4 Incorrect Riding Posture
Slouching or hunching over when riding makes it difficult for you to see where you are going, and it can make it quite difficult for you to control your horse.
It’s important to sit up straight but remain relaxed. Many trainers will tell their beginner rider students to imagine a line that runs from the ceiling to the top of their helmet, just ever so slightly keeping them pulled up straight to maintain correct riding posture.
This is a very helpful visualization that helps riders remember how they should be sitting in the saddle while riding.
This is also another scenario in which having a friend or your trainer tape you during your ride can be extremely helpful. It is also a good idea to think about practicing riding in a closed arena with a mirror, so that you can see your riding posture in real time. This will help you identify what it is that needs to be corrected.
3 Mixed Communication Signals To The Horse
Keep in mind that the way in which you hold and use the reins is extremely important.
Your horse’s sensitive mouth tissue can make it quite hard for them to ignore your aids, especially when you may be jerking or pulling harshly on the reins.
Your trainer will help you learn how to keep a healthy and “light” contact with your horse’s mouth that will allow you to work together as a team without any miscommunication.
Keep in mind that the contact you keep with your horse’s mouth should just accompany your leg aids; it should not be your main source of communication with your horse.
Horseback riding is a complex activity that takes years to master; there’s absolutely no shame in making mistakes as a beginner, and when riders are informed on how they can improve, they are able to maintain a safe and enjoyable riding experience.
2 Reins Too Loose In The Hand
This is one of the most common and frustrating beginner horse riding mistakes.
As you ride your horse the head naturally bobs up and down. This will pull the reins through your hands, and you will end up with your hands away from the horse, with little to no control.
The answer to this problem is to have your arms relaxed and down by your sides. Then, if you imagine your arms responding to the horse head movement, the goal is to allow them to move as freely as possible as the movement occurs; so you feel it but are not restricting it.

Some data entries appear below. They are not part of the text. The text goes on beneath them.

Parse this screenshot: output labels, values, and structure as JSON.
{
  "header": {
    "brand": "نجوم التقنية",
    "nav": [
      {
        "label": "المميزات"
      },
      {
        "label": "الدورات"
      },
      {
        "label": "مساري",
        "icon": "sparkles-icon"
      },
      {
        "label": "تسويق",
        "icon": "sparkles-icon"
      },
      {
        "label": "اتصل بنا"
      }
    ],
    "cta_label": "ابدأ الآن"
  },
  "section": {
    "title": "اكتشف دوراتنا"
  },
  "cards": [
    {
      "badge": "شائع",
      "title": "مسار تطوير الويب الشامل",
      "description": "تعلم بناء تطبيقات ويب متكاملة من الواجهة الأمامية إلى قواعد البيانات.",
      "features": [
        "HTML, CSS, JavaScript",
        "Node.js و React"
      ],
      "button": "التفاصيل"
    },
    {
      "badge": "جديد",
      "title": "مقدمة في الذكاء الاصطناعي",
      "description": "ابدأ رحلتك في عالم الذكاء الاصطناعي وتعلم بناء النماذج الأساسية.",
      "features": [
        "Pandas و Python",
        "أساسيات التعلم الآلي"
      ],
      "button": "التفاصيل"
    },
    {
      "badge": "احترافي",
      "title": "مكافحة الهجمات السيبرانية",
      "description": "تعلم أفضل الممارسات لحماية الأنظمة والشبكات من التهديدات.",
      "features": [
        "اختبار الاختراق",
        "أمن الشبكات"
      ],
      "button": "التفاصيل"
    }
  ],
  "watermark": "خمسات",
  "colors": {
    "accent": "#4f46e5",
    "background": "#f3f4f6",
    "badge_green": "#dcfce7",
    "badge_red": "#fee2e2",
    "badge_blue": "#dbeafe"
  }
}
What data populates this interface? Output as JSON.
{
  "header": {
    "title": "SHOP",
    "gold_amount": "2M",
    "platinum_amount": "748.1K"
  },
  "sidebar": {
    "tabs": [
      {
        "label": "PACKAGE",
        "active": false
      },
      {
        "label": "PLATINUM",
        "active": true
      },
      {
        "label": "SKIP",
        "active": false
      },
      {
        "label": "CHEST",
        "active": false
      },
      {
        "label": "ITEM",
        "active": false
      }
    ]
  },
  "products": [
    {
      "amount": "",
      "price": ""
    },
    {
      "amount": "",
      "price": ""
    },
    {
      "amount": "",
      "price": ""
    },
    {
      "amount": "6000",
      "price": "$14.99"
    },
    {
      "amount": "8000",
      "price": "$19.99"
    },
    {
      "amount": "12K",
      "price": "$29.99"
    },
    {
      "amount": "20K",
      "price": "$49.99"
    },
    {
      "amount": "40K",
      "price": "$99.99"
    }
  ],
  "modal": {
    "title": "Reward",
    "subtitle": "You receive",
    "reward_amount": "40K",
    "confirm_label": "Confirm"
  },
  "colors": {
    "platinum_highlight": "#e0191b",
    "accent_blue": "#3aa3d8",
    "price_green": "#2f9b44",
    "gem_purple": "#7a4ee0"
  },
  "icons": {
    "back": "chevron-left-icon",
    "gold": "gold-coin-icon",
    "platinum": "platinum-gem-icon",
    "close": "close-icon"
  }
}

As you learn this technique you will need to collect more rein with your hands many times to shorten the distance to the horse.
This does take practice but once mastered becomes second nature.
1 Squeezing The Horse's Flanks With Your Legs
Quite naturally, this mistake is one that most new horse riders do, simply out of the fear of falling off.
Clenching or squeezing either the upper or lower leg or both will technically make you feel more secure on the horse, but the horse may understand this as a signal to move.
Another problem with clenching legs is that the horse will probably feel this in a negative way if it happens a lot, and this will impair your ability to ride as the horse will become skittish due to being nervous.
The answer to this problem is to let your leg hang down the side of the horse as naturally as you can, and ensure that it remains fairly straight as you ride, not swinging backwards and forwards.
Allow your weight to flow through your leg to the bottom to maintain this position.
To browse Paddock Blade’s inventory of top-of-the-line paddock cleaners, click here.